Thanks for that. Lodge loomed large in my cartoon-starved childhood. While he often reflected the unexamined prejudices of his time - unkempt protesters, those uppity black power-saluting olympic athletes - he strove to maintain an elegant David Low-ish standard of line and generally respected his audience's intelligence.
Looking back, some of his best stuff was for the full front page of the Saturday night Sports Post, where he could be unexpectedly witty. On the occasion of a tour by the French rugby team, his guide to French rugby phrases included Honi soit qui mal y pense - "Gather round while I change my pants."
Yeah, him! Thanks for that link.
Full interview up this morning.
The problem for Scotland is that leaving for the EU is not necessarily a useful choice, since they're almost certain to be forced to join the Euro - look at other peripheral states to see how well that works.
Yes, and wasn't that popular in much of Canterbury?
How would you or anyone know, when the decisions are pretty much all made by Margaret Bazley or Gerry Brownlee?
I find frosts quite useful for cleaning up bugs
Amen. I sometimes miss those balmy Auckland summer garden nights, but not the mass scrunching of molluscs underfoot. City of snails.
Cannabis is de jure and de facto banned. That is the meat hook reality for dope smokers.
I'm thinking about leaving Western Springs after the 1988 Pink Floyd show, when the mellow mood was abruptly shattered by the sight of an effective holding pen of mostly brown male middle-aged arrestees. My immediate thought was that the only reason that I wasn't in there too was because I wasn't Polynesian.
In the following week the police touted the high number of arrests for cannabis as some kind of victory in the drug war. Most of those busted turned out to be out of town Maori, fueling the sense that, as someone put it in an opinion piece at the time, you'd have been at far lower risk smoking on your pakeha deck in Freemans Bay than you would if you'd paid your way to a venue where you could be picked off like fish in a barrel.
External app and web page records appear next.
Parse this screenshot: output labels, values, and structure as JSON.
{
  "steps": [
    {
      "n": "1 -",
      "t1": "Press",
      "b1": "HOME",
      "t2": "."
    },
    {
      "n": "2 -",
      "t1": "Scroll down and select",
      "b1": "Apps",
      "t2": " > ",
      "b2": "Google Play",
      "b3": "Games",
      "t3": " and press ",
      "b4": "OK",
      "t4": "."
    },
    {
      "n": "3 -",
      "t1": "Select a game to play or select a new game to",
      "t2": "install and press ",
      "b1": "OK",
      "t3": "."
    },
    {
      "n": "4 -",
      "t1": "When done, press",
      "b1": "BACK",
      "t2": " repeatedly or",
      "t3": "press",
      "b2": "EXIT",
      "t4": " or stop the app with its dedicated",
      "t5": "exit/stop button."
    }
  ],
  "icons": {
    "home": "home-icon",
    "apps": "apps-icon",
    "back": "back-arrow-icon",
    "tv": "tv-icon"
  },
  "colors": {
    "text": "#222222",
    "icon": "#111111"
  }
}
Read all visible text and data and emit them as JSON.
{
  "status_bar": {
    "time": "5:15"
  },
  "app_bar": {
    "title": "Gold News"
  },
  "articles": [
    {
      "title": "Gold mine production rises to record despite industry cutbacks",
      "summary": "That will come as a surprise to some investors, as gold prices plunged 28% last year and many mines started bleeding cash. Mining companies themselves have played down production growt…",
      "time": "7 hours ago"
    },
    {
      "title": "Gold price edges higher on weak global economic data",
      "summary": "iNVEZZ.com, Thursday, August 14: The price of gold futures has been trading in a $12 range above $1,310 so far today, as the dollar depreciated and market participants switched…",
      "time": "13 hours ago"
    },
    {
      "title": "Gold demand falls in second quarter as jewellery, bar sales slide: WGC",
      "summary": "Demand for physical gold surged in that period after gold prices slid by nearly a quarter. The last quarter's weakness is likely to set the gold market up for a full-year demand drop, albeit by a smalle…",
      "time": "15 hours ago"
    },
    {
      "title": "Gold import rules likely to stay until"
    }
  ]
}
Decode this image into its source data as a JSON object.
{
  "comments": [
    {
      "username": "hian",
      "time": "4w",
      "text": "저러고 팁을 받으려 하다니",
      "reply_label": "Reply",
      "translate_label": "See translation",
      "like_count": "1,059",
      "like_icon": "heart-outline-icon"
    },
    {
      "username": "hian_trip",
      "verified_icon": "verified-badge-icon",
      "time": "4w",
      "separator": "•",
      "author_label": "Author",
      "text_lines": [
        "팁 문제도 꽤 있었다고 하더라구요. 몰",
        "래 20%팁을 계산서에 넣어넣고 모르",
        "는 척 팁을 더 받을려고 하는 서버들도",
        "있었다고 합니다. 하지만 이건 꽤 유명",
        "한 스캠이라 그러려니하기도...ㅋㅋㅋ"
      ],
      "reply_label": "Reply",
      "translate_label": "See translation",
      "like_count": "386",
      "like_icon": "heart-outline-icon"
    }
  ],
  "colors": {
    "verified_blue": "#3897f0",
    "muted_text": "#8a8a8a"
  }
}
I believe that Alfie's right about selective decriminalisation. Seriously, has anything fundamentally changed?
it was taken over by Keith Hay and Peter Tait who, with the assistance of The Salvation Army, campaigned for signatures in streets, schools and workplaces.
The way in which the signatures were collected was often ethically dubious.
In the early 80s I took on a work experience kid who happened to be a member of Keith Hay's Mt Roskill church. While I'd like to think that I gave it my best shot there were cultural issues. To his credit the poor guy seemed genuinely mortified when he realised that I wasn't amused by his wisecrack about needing a passport to visit Ponsonby, after he discovered that I lived there.
A couple of years later, when I found myself being accosted by signature gathering children on Queen Street, I wasn't surprised when they readily identified as being from that unfortunate flock. Some appeared as young as twelve. Out alone after dark on Main Street of Sin City they were way outside of their comfort zone.
Giovanni Tiso on seeking accountability for Ashley's situation...
Thank you. I found the video link provided by eileen macatee in her comment there highly educational.
...If taking up too progressive ideas, the Shearers, Goffs and Nashs will growl...
If Goff's current plans work out, come the next election his relationship to Labour will likely be Lianne Dalziel writ large, i.e. don't ask, don't tell.